In this debut novel, long-listed for the Orange Prize, a black family struggles to hold itself together in the South Dakota Badlands of 1917, tested by drought, racism and suspicion.

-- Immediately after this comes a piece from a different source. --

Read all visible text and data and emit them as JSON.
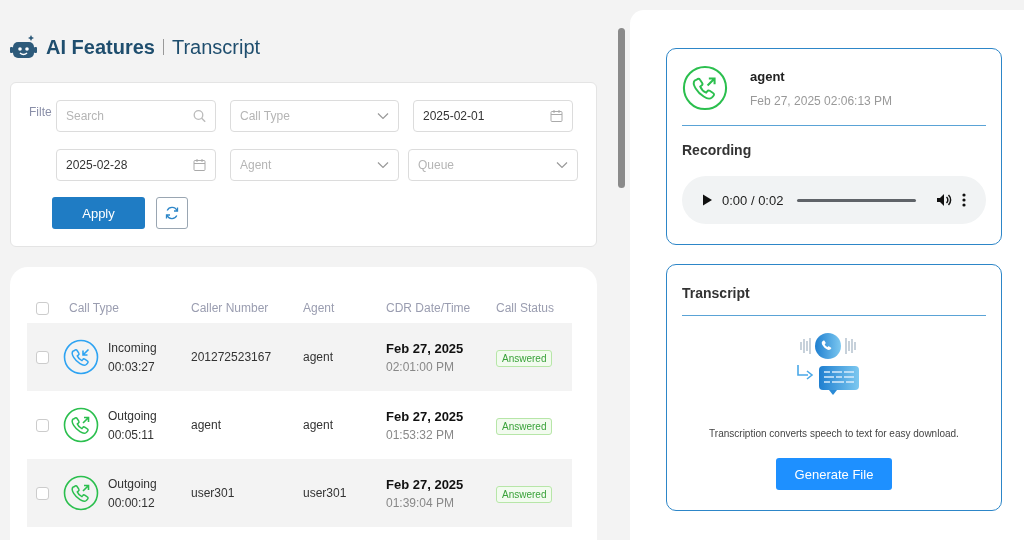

The story opens with a striking scene that shows just how difficult the DuPrees have it: A two-month drought has forced Rachel, the family matriarch and novel’s narrator, to send her six-year-old daughter down a well to gather enough water for the family. Rachel has been living on this arid farm for the past 14 years, moving from Chicago to follow her husband, Isaac, an Army veteran who took advantage of the Homestead Act to acquire and expand their property. Together they had seven children, five of which have survived the tough landscape, and Rachel is close to delivering another as the story begins. That tension set, Weisgarber shuttles the narrative back and forth in time, capturing Rachel’s earlier life working in a boardinghouse for the black laborers at the Chicago stockyards. The owner of the boardinghouse, Rachel’s future mother-in-law, is a no-nonsense promoter of black uplift (Ida B. Wells makes a cameo appearance), and deep-seated racial prejudices are a consistent theme, from the brutal race riots Rachel reads about in letters from home to the contempt Isaac has for the Native Americans he fought while in the Army. Still, most of the difficulties Rachel faces are of the domestic variety, such as keeping her children fed and healing a sick milk cow. Weisgarber’s style is Alice Walker by way of Kent Haruf. She writes tenderly and with a tinge of spirituality when it comes to intimate family moments, and her spare descriptions evoke the simple territory in which the novel is set. That makes for clear storytelling, but overall the story feels curiously thin. The key plot complications—a threat to Rachel’s unborn child and a revelation about a past relationship of Isaac’s—arrive and fade with only modest drama. The muted tone is intended to be a testament to Rachel’s indomitability, but it makes her narrator as little different psychologically at story’s end as she was at the beginning.
Admirably crisp prose within a disappointingly slight study of race and family.